* [Data for the task]:
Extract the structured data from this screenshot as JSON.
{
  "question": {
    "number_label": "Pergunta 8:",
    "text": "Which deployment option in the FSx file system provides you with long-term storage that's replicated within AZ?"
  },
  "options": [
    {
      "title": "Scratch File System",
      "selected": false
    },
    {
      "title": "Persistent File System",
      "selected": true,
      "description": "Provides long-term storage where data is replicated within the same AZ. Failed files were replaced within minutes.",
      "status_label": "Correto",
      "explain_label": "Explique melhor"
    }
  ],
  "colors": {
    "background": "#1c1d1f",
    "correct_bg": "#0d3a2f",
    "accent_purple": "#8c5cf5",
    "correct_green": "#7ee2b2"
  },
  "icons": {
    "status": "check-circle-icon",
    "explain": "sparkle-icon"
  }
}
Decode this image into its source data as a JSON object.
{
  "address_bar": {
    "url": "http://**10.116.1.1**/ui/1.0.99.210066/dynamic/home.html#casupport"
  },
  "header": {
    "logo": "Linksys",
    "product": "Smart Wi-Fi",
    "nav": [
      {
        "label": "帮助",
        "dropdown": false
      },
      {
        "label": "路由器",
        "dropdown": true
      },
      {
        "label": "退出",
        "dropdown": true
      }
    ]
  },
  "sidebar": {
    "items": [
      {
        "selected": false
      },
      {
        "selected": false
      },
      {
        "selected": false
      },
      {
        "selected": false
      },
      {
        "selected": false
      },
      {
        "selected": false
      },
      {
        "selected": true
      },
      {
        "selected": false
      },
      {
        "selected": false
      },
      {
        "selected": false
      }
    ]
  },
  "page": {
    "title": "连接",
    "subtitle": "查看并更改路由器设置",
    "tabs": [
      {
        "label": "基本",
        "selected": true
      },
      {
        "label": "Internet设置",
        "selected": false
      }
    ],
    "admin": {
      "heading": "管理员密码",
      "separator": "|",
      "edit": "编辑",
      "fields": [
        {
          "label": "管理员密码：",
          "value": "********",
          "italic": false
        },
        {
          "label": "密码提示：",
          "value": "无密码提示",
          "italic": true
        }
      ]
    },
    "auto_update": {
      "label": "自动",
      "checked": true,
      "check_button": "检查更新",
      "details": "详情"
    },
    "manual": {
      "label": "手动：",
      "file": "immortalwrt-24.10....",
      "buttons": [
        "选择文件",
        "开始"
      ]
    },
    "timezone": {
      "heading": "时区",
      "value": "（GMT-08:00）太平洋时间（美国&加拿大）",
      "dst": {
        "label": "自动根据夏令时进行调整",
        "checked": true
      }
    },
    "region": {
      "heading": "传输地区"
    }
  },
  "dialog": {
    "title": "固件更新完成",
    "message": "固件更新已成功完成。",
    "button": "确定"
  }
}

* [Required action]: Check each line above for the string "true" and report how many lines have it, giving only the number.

* [Answer area]: 8